“This is why the Liberian waiter laughed at me. He thought that I thought a toilet was my right, when he knew it was a privilege.
It must be, when 2.6 billion people don't have sanitation. I don't mean that they have no toilet in their house and must use a public one with queues and fees. Or that they have an outhouse or a rickety shack that empties into a filthy drain or pigsty. All that counts as sanitation, though not a safe variety. The people who have those are the fortunate ones. But four in ten people have no access to any latrine, toilet, bucket, or box. Nothing. Instead, they defecate by train tracks and in forests. They do it in plastic bags and fling them through the air in narrow slum alleyways. If they are women, they get up at 4 a.m. to be able to do their business under cover of darkness for reasons of modesty, risking rape and snakebites. Four in ten people live in situations in which they are surrounded by human excrement, because it is in the bushes outside the village or in their city yards, left by children outside the back door. It is tramped back in on their feet, carried on fingers onto clothes and into food and drinking water.”
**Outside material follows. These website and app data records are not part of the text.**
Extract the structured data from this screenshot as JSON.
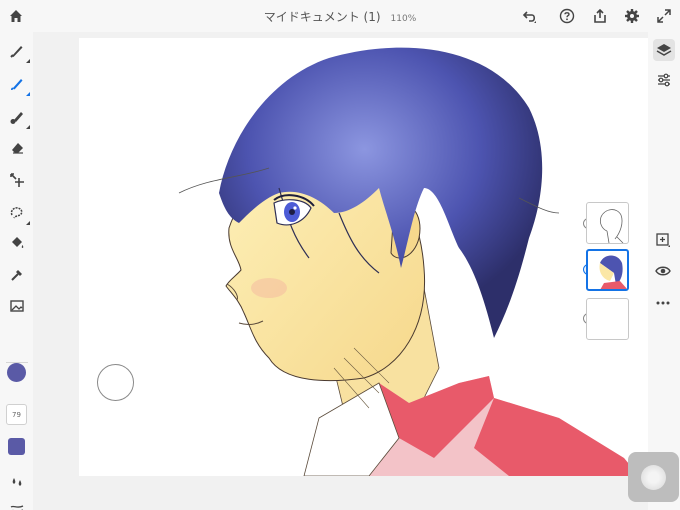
{
  "document": {
    "title": "マイドキュメント (1)",
    "zoom": "110%"
  },
  "topbar": {
    "icons": [
      "home-icon",
      "undo-icon",
      "help-icon",
      "share-icon",
      "settings-icon",
      "fullscreen-icon"
    ]
  },
  "left_toolbar": {
    "tools": [
      "pixel-brush-icon",
      "live-brush-icon",
      "vector-brush-icon",
      "eraser-icon",
      "transform-icon",
      "selection-icon",
      "fill-icon",
      "eyedropper-icon",
      "image-icon"
    ],
    "active_tool": "live-brush-icon",
    "color": "#5a5aa6",
    "brush_size": "79",
    "flow_color": "#5a5aa6"
  },
  "right_panel": {
    "icons": [
      "layers-icon",
      "adjustments-icon",
      "add-layer-icon",
      "visibility-icon",
      "more-icon"
    ]
  },
  "layers": [
    {
      "name": "sketch-layer",
      "selected": false
    },
    {
      "name": "color-layer",
      "selected": true
    },
    {
      "name": "empty-layer",
      "selected": false
    }
  ],
  "colors": {
    "accent": "#1473e6",
    "hair": "#4d54b0",
    "skin": "#fbe7a6",
    "jacket": "#e85a6a"
  }
}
The Big Necessity was published in October 2008 and is available for purchase from Macmillan.